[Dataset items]
--------------------------------------------------
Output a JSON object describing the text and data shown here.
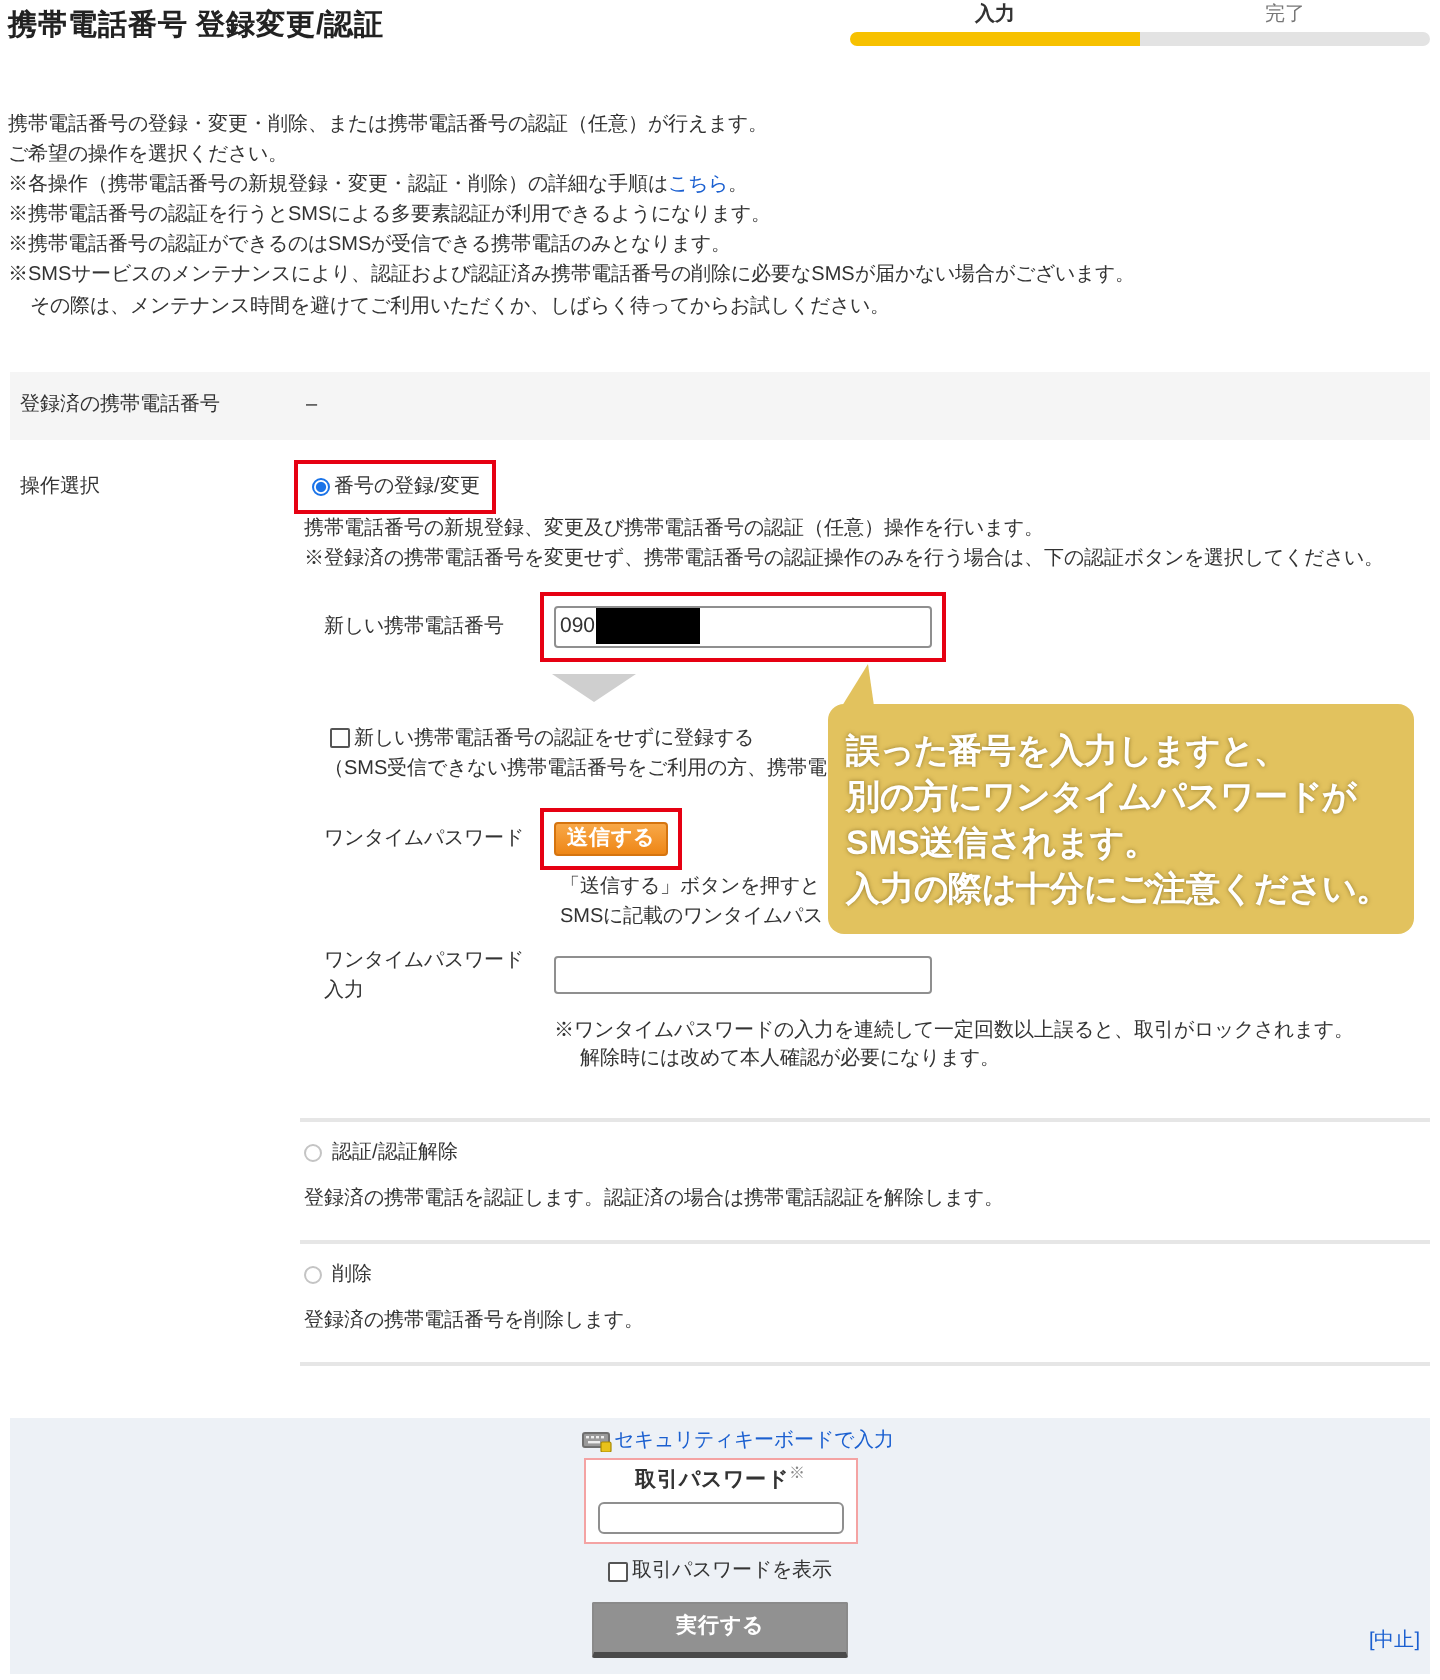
{
  "header": {
    "title": "携帯電話番号 登録変更/認証",
    "steps": [
      {
        "label": "入力",
        "selected": true
      },
      {
        "label": "完了",
        "selected": false
      }
    ]
  },
  "intro": [
    {
      "text": "携帯電話番号の登録・変更・削除、または携帯電話番号の認証（任意）が行えます。",
      "continued": false
    },
    {
      "text": "ご希望の操作を選択ください。",
      "continued": false
    },
    {
      "text": "※各操作（携帯電話番号の新規登録・変更・認証・削除）の詳細な手順は",
      "link": "こちら",
      "after": "。",
      "continued": false
    },
    {
      "text": "※携帯電話番号の認証を行うとSMSによる多要素認証が利用できるようになります。",
      "continued": false
    },
    {
      "text": "※携帯電話番号の認証ができるのはSMSが受信できる携帯電話のみとなります。",
      "continued": false
    },
    {
      "text": "※SMSサービスのメンテナンスにより、認証および認証済み携帯電話番号の削除に必要なSMSが届かない場合がございます。",
      "continued": false
    },
    {
      "text": "その際は、メンテナンス時間を避けてご利用いただくか、しばらく待ってからお試しください。",
      "continued": true
    }
  ],
  "registered_phone": {
    "label": "登録済の携帯電話番号",
    "value": "–"
  },
  "operation": {
    "label": "操作選択",
    "options": [
      {
        "label": "番号の登録/変更",
        "selected": true,
        "highlighted": true,
        "description": [
          "携帯電話番号の新規登録、変更及び携帯電話番号の認証（任意）操作を行います。",
          "※登録済の携帯電話番号を変更せず、携帯電話番号の認証操作のみを行う場合は、下の認証ボタンを選択してください。"
        ],
        "form": {
          "phone": {
            "label": "新しい携帯電話番号",
            "value": "090",
            "redacted": true,
            "highlighted": true
          },
          "skip_verification": {
            "label": "新しい携帯電話番号の認証をせずに登録する",
            "checked": false,
            "note": "（SMS受信できない携帯電話番号をご利用の方、携帯電"
          },
          "otp_send": {
            "label": "ワンタイムパスワード",
            "button": "送信する",
            "highlighted": true,
            "notes": [
              "「送信する」ボタンを押すと",
              "SMSに記載のワンタイムパス"
            ]
          },
          "otp_input": {
            "label": "ワンタイムパスワード入力",
            "notes": [
              {
                "text": "※ワンタイムパスワードの入力を連続して一定回数以上誤ると、取引がロックされます。",
                "continued": false
              },
              {
                "text": "解除時には改めて本人確認が必要になります。",
                "continued": true
              }
            ]
          }
        }
      },
      {
        "label": "認証/認証解除",
        "selected": false,
        "highlighted": false,
        "description": [
          "登録済の携帯電話を認証します。認証済の場合は携帯電話認証を解除します。"
        ]
      },
      {
        "label": "削除",
        "selected": false,
        "highlighted": false,
        "description": [
          "登録済の携帯電話番号を削除します。"
        ]
      }
    ]
  },
  "password_panel": {
    "keyboard_link": "セキュリティキーボードで入力",
    "label": "取引パスワード$^{※}$",
    "show_password": {
      "label": "取引パスワードを表示",
      "checked": false
    },
    "submit": {
      "label": "実行する",
      "disabled": true
    },
    "cancel": "[中止]"
  },
  "callout": {
    "lines": [
      "誤った番号を入力しますと、",
      "別の方にワンタイムパスワードが",
      "SMS送信されます。",
      "入力の際は十分にご注意ください。"
    ]
  }
}
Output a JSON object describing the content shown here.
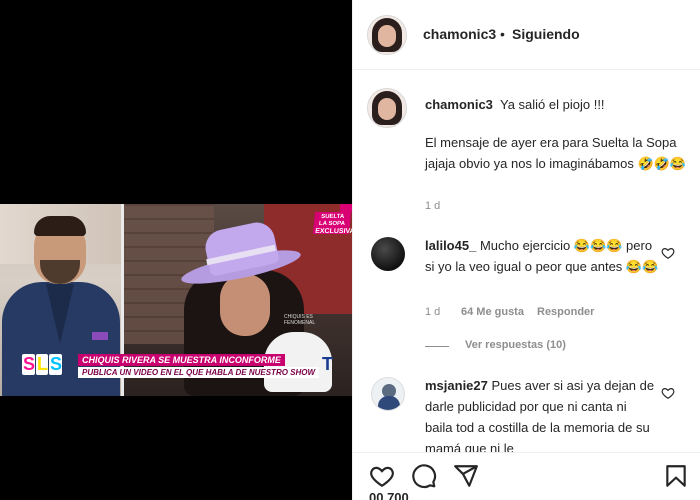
{
  "post": {
    "username": "chamonic3",
    "separator": "•",
    "follow_status": "Siguiendo",
    "caption_first_line": "Ya salió el piojo !!!",
    "caption_body": "El mensaje de ayer era para Suelta la Sopa jajaja obvio ya nos lo imaginábamos 🤣🤣😂",
    "caption_time": "1 d"
  },
  "video_overlay": {
    "badge_lines": [
      "SUELTA",
      "LA SOPA",
      "EXCLUSIVA"
    ],
    "logo_letters": [
      "S",
      "L",
      "S"
    ],
    "headline": "CHIQUIS RIVERA SE MUESTRA INCONFORME",
    "subheadline": "PUBLICA UN VIDEO EN EL QUE HABLA DE NUESTRO SHOW",
    "small_caption": "CHIQUIS ES FENOMENAL",
    "mic_logo": "T"
  },
  "comments": [
    {
      "username": "lalilo45_",
      "text": "Mucho ejercicio 😂😂😂 pero si yo la veo igual o peor que antes 😂😂",
      "time": "1 d",
      "likes": "64 Me gusta",
      "reply_label": "Responder",
      "view_replies": "Ver respuestas (10)"
    },
    {
      "username": "msjanie27",
      "text": "Pues aver si asi ya dejan de darle publicidad por que ni canta ni baila tod a costilla de la memoria de su mamá que ni le"
    }
  ],
  "footer": {
    "likes_partial": "00,700 ..."
  },
  "icons": {
    "like": "heart-icon",
    "comment": "comment-icon",
    "share": "share-icon",
    "save": "bookmark-icon"
  }
}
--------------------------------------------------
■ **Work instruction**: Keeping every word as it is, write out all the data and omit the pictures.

■ **Problem solution**:
Output a JSON object describing the text and data shown here.
{
  "header": {
    "title": "携帯電話番号 登録変更/認証",
    "steps": [
      {
        "label": "入力",
        "selected": true
      },
      {
        "label": "完了",
        "selected": false
      }
    ]
  },
  "intro": [
    {
      "text": "携帯電話番号の登録・変更・削除、または携帯電話番号の認証（任意）が行えます。",
      "continued": false
    },
    {
      "text": "ご希望の操作を選択ください。",
      "continued": false
    },
    {
      "text": "※各操作（携帯電話番号の新規登録・変更・認証・削除）の詳細な手順は",
      "link": "こちら",
      "after": "。",
      "continued": false
    },
    {
      "text": "※携帯電話番号の認証を行うとSMSによる多要素認証が利用できるようになります。",
      "continued": false
    },
    {
      "text": "※携帯電話番号の認証ができるのはSMSが受信できる携帯電話のみとなります。",
      "continued": false
    },
    {
      "text": "※SMSサービスのメンテナンスにより、認証および認証済み携帯電話番号の削除に必要なSMSが届かない場合がございます。",
      "continued": false
    },
    {
      "text": "その際は、メンテナンス時間を避けてご利用いただくか、しばらく待ってからお試しください。",
      "continued": true
    }
  ],
  "registered_phone": {
    "label": "登録済の携帯電話番号",
    "value": "–"
  },
  "operation": {
    "label": "操作選択",
    "options": [
      {
        "label": "番号の登録/変更",
        "selected": true,
        "highlighted": true,
        "description": [
          "携帯電話番号の新規登録、変更及び携帯電話番号の認証（任意）操作を行います。",
          "※登録済の携帯電話番号を変更せず、携帯電話番号の認証操作のみを行う場合は、下の認証ボタンを選択してください。"
        ],
        "form": {
          "phone": {
            "label": "新しい携帯電話番号",
            "value": "090",
            "redacted": true,
            "highlighted": true
          },
          "skip_verification": {
            "label": "新しい携帯電話番号の認証をせずに登録する",
            "checked": false,
            "note": "（SMS受信できない携帯電話番号をご利用の方、携帯電"
          },
          "otp_send": {
            "label": "ワンタイムパスワード",
            "button": "送信する",
            "highlighted": true,
            "notes": [
              "「送信する」ボタンを押すと",
              "SMSに記載のワンタイムパス"
            ]
          },
          "otp_input": {
            "label": "ワンタイムパスワード入力",
            "notes": [
              {
                "text": "※ワンタイムパスワードの入力を連続して一定回数以上誤ると、取引がロックされます。",
                "continued": false
              },
              {
                "text": "解除時には改めて本人確認が必要になります。",
                "continued": true
              }
            ]
          }
        }
      },
      {
        "label": "認証/認証解除",
        "selected": false,
        "highlighted": false,
        "description": [
          "登録済の携帯電話を認証します。認証済の場合は携帯電話認証を解除します。"
        ]
      },
      {
        "label": "削除",
        "selected": false,
        "highlighted": false,
        "description": [
          "登録済の携帯電話番号を削除します。"
        ]
      }
    ]
  },
  "password_panel": {
    "keyboard_link": "セキュリティキーボードで入力",
    "label": "取引パスワード$^{※}$",
    "show_password": {
      "label": "取引パスワードを表示",
      "checked": false
    },
    "submit": {
      "label": "実行する",
      "disabled": true
    },
    "cancel": "[中止]"
  },
  "callout": {
    "lines": [
      "誤った番号を入力しますと、",
      "別の方にワンタイムパスワードが",
      "SMS送信されます。",
      "入力の際は十分にご注意ください。"
    ]
  }
}
Output a JSON object describing the content shown here.
{
  "post": {
    "username": "chamonic3",
    "separator": "•",
    "follow_status": "Siguiendo",
    "caption_first_line": "Ya salió el piojo !!!",
    "caption_body": "El mensaje de ayer era para Suelta la Sopa jajaja obvio ya nos lo imaginábamos 🤣🤣😂",
    "caption_time": "1 d"
  },
  "video_overlay": {
    "badge_lines": [
      "SUELTA",
      "LA SOPA",
      "EXCLUSIVA"
    ],
    "logo_letters": [
      "S",
      "L",
      "S"
    ],
    "headline": "CHIQUIS RIVERA SE MUESTRA INCONFORME",
    "subheadline": "PUBLICA UN VIDEO EN EL QUE HABLA DE NUESTRO SHOW",
    "small_caption": "CHIQUIS ES FENOMENAL",
    "mic_logo": "T"
  },
  "comments": [
    {
      "username": "lalilo45_",
      "text": "Mucho ejercicio 😂😂😂 pero si yo la veo igual o peor que antes 😂😂",
      "time": "1 d",
      "likes": "64 Me gusta",
      "reply_label": "Responder",
      "view_replies": "Ver respuestas (10)"
    },
    {
      "username": "msjanie27",
      "text": "Pues aver si asi ya dejan de darle publicidad por que ni canta ni baila tod a costilla de la memoria de su mamá que ni le"
    }
  ],
  "footer": {
    "likes_partial": "00,700 ..."
  },
  "icons": {
    "like": "heart-icon",
    "comment": "comment-icon",
    "share": "share-icon",
    "save": "bookmark-icon"
  }
}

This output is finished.